Examining data on Ramadan in predominantly Muslim countries dating back to 1950, Associate Professor Filipe Campante and Assistant Professor David Yanagizawa-Drott find that increasing the amounts of time fasting as a result of longer daylight hours, results in statistically significant reductions in economic growth, not just in the month itself but on a year-on-year basis. These reductions seem to be driven mostly by people choosing to work less, or in more flexible occupations, rather than by the direct effects of fasting on worker productivity.
"The quantitative significance of our estimates can be illustrated as follows: if average daily Ramadan fasting were to increase from the actual average of 12 hours to 13 hours – which is about one standard deviation of the variation for the typical Muslim country over the Ramadan cycle – output growth would be lower by about 0.7 percentage point," the authors write.

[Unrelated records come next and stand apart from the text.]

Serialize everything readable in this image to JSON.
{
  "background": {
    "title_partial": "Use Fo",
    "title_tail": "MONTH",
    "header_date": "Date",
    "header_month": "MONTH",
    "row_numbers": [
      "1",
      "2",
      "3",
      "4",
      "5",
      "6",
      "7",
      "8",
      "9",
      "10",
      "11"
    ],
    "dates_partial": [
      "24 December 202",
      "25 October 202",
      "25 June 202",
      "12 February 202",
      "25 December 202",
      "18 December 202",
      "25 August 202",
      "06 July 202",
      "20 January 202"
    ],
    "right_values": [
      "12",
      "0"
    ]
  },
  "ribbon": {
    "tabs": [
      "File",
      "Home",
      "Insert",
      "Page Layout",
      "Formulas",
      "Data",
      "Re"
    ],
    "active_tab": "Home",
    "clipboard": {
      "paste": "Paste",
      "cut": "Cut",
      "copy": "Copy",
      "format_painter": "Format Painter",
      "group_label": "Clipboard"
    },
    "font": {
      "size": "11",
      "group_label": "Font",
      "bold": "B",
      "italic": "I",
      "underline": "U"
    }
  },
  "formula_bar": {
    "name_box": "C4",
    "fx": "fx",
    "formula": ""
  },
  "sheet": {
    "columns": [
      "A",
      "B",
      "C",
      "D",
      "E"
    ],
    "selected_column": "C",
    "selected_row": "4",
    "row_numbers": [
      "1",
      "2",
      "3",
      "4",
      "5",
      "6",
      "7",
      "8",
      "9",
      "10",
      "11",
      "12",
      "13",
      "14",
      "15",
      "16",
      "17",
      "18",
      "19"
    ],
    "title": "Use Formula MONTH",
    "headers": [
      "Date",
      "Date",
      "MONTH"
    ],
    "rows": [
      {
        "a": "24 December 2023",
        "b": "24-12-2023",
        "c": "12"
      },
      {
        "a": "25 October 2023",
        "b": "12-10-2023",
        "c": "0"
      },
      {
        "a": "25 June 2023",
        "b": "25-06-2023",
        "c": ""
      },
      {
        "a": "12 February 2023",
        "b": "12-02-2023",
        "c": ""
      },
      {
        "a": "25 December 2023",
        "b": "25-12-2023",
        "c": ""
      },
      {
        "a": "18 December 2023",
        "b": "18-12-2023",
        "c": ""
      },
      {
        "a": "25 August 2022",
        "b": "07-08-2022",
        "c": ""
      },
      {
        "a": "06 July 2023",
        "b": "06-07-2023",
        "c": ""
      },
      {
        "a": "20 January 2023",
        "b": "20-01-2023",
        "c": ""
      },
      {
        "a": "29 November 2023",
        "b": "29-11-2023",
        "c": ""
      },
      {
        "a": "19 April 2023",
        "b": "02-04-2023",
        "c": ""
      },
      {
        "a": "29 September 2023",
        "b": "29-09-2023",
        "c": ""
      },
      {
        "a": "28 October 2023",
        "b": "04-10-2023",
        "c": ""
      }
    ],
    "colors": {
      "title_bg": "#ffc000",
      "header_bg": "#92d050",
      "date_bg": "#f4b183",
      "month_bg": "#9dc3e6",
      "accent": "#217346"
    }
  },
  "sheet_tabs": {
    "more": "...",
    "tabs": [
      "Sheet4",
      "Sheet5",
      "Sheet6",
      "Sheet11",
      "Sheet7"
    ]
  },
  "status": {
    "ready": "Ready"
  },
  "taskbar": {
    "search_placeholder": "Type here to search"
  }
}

But while more fasting might make people poorer, the researchers found that it also makes them happier -- a one-hour-per-day increase in the amount of time fasting resulted in a four-percent increase in those people who reported feeling happy, and again not just during the month of Ramadan itself.
"This evidence...helps assuage the apparent contrast between the material cost of the practice and the increased self-reported happiness and life satisfaction that result from it. It suggests that SWB [subjective well being] increased not only due to possible direct benefits of the practices itself (socialization, time devoted to prayer and reflection, time spent with family and friends), but also to a reduced focus on the material and monetary aspects in life and work. In light of such a possibility, it may not be that puzzling that longer Ramadan fasting makes people 'poorer, but happier,'" the authors concluded.
Filipe R. Campante is associate professor of public policy. He is interested in political economy and economic development, with special emphasis on understanding the constraints that are faced by politicians and governments beyond elections and formal "checks and balances". His research has focused on the constraints imposed by the spatial distribution of population, the media, political protest, lobbying, and campaign contributions, and their effects on corruption, governance, polarization, fiscal policy, and political instability.
David Yanagizawa-Drott is an assistant professor of public policy at the Harvard Kennedy School. His research interests include economic development and political economy, with special focus on civil conflict, health, information and mass media.
Filipe R. Campante, associate professor of public policy
Photo Credit: Martha Stewart
"It suggests that SWB [subjective well being] increased not only due to possible direct benefits of the practices itself (socialization, time devoted to prayer and reflection, time spent with family and friends), but also to a reduced focus on the material and monetary aspects in life and work," write the authors.
David Yanagizawa-Drott, assistant professor of public policy
Photo Credit: Martha Stewart